So, what do we know? We know that students with the same IQ are getting better marks in A-Levels (and GCSE’s) we know that students who are amazing at the current GCSE system are not good enough to pass the old GCSE system (O levels).
Is there any more evidence? Is it still possible the UK education system is the best in the world?
How does the UK compare to the rest of the word?
If you look at our education system compared to others in the world, well, it’s not good.
The OECD shows that the actual percentage of our population getting an education is not that high (comparatively). Another report shows that the UK higher education is now more expensive than the US system, and is ranked 14th in the world, out of a survey of just 16 countries!
A word bank report observes that “In the UK primary class size had fallen continuously for 20 years to a low of 20:1 by 1985 – this has since risen to 24:1 by 2000”. People may think that a 20:1 ratio is a good, but the same report states that it the ratio is 12:1 in Denmark. i.e. the UK is way off the mark compared to other countries.
The spending on tertiary education in the UK is no where near the best either. In fact is around the “Mexico” mark
What about the end result?
We can show that grades have been inflated over the past 20 years, that students who get high marks in GCSEs cannot even scrape an O level maths pass. We also know that the UK education system is not the best in the world on any metric.
But what about the end result? Are we somehow, despite the odds, producing better quality graduates and students that go out the work force who are able to demonstrate they are better than previous years?
No. Not even slightly.
The Institute of Directors who are, in essence, a representative body of eventual employers of the every student in the country has “called for radical reform of Britain’s education system”. The organization called for a greater emphasis on vocational training and a halt to the “proliferation of soft subjects” such as media studies.”
An IoD report also also warned that university admissions tutors have seen no rise in the quality of new undergraduates, despite steadily improving A-level results in the past decade.
- Seven in 10 tutors believe standards either stayed the same or deteriorated in recent years.
Employer after employer has problems recruiting good graduates.
How do the teachers respond to this?

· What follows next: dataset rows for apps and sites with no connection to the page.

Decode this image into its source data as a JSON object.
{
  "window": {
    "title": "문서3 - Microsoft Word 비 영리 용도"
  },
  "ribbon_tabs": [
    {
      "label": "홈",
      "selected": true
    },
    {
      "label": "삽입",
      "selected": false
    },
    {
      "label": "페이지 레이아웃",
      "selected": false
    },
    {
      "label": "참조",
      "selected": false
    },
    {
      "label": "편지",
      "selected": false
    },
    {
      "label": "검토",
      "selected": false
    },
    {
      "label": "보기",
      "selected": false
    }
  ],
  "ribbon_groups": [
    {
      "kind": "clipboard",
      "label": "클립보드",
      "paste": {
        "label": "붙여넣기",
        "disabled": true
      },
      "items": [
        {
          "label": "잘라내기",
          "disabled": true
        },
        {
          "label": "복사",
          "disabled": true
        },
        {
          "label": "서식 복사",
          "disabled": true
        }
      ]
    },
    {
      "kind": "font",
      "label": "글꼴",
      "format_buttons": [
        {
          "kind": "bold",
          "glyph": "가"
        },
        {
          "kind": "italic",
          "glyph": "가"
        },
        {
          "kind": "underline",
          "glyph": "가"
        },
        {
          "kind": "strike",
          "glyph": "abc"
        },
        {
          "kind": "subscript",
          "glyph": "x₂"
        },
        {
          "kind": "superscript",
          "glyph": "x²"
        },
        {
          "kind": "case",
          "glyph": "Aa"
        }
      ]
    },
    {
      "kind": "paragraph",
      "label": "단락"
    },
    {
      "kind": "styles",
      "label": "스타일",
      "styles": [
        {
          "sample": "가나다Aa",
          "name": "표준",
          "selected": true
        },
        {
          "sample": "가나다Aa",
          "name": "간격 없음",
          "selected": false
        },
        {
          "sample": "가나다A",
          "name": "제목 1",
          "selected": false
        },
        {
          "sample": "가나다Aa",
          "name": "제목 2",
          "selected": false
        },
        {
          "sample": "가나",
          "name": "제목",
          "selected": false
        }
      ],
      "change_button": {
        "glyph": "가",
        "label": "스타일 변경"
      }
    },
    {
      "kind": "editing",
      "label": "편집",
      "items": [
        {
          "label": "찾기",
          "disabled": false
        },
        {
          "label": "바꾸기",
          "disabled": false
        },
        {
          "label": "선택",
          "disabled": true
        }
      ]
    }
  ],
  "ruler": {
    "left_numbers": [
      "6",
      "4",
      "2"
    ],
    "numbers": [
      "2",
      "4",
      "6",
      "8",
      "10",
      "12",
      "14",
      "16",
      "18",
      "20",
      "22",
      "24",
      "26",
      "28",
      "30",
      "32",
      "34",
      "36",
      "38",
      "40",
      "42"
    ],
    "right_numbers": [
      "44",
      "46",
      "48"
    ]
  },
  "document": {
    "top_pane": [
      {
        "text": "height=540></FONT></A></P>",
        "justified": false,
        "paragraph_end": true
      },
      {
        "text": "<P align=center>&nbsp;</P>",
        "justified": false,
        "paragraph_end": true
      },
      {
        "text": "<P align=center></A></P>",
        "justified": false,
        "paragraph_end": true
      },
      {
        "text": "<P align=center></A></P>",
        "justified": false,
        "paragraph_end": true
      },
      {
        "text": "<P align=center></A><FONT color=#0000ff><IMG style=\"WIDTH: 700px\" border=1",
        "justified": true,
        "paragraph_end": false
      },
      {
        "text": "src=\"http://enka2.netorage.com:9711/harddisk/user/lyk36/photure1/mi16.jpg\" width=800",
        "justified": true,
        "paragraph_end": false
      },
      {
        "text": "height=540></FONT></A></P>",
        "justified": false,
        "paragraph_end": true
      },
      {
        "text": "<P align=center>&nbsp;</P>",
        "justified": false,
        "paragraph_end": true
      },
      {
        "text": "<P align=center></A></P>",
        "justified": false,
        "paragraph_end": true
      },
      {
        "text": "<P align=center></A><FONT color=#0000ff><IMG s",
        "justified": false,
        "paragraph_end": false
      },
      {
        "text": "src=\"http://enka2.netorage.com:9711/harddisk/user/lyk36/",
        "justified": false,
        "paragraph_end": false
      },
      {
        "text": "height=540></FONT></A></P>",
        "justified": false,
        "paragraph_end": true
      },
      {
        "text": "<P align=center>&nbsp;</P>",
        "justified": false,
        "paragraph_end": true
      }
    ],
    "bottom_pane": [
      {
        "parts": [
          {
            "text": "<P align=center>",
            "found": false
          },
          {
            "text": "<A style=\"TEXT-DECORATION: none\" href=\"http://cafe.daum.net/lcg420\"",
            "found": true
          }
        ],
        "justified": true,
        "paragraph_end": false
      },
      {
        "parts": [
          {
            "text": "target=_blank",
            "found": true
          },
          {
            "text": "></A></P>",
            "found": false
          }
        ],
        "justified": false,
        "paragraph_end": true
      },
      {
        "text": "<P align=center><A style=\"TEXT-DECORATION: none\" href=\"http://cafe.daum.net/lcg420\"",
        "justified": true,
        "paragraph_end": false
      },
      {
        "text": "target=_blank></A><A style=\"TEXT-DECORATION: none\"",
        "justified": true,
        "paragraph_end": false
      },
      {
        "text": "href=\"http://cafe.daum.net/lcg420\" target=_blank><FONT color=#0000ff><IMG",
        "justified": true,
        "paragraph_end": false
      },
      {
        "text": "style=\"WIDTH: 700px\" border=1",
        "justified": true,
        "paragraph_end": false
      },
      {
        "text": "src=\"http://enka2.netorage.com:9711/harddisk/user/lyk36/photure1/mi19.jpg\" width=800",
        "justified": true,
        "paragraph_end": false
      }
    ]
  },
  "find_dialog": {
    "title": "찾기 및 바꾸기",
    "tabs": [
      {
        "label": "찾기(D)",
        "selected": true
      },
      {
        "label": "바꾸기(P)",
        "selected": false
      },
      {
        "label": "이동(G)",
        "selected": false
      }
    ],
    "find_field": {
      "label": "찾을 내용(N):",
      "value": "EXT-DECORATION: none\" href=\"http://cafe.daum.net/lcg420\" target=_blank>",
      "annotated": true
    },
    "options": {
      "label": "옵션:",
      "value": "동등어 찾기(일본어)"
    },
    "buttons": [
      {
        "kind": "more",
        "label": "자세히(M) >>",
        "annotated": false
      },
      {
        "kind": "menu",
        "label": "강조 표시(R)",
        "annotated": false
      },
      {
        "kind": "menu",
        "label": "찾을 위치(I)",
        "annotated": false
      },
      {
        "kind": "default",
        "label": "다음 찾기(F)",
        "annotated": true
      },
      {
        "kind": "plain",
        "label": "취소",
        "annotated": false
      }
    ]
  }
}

Jean Gemmell, general secretary of the Professional Association of Teachers stated that “Every year at exam/results time, we see a small, but vociferous, number of people seeking publicity for their view that ‘standards have fallen’. Why can’t the ‘things were better in my day’ brigade stop denigrating pupils’ achievements and accept that standards can – and have – risen, and that pupils and teachers are working harder than ever to achieve good results?” Perhaps because there is no evidence to support the standards have risen statement
But perhaps the last word from teachers should go to a the English teacher who marked the old O level papers versus the GCSEs
She was also surprised that at O-level no marks could be given if pupils did not get the right answer. “At GCSE you get marks for trying to do the question and showing your working out even if you don’t get the right answer,” she said. “You can even get marks for writing ‘F*** off’. You get marks for expressing yourself, for creativity, rather than for precision. I think the O-levels are harder than GCSEs on the basis of these papers.”
If you get marks for “trying”. and you get marks for writing “F*** off”. No wonder the UK students are getting better results.
Nothing in this article takes away from an individual student’s achievement; it merely states that statistically, across all measures, and every variable, exams are getting easier to pass and there are higher marks, with no positive outcome or correlating increase in IQ.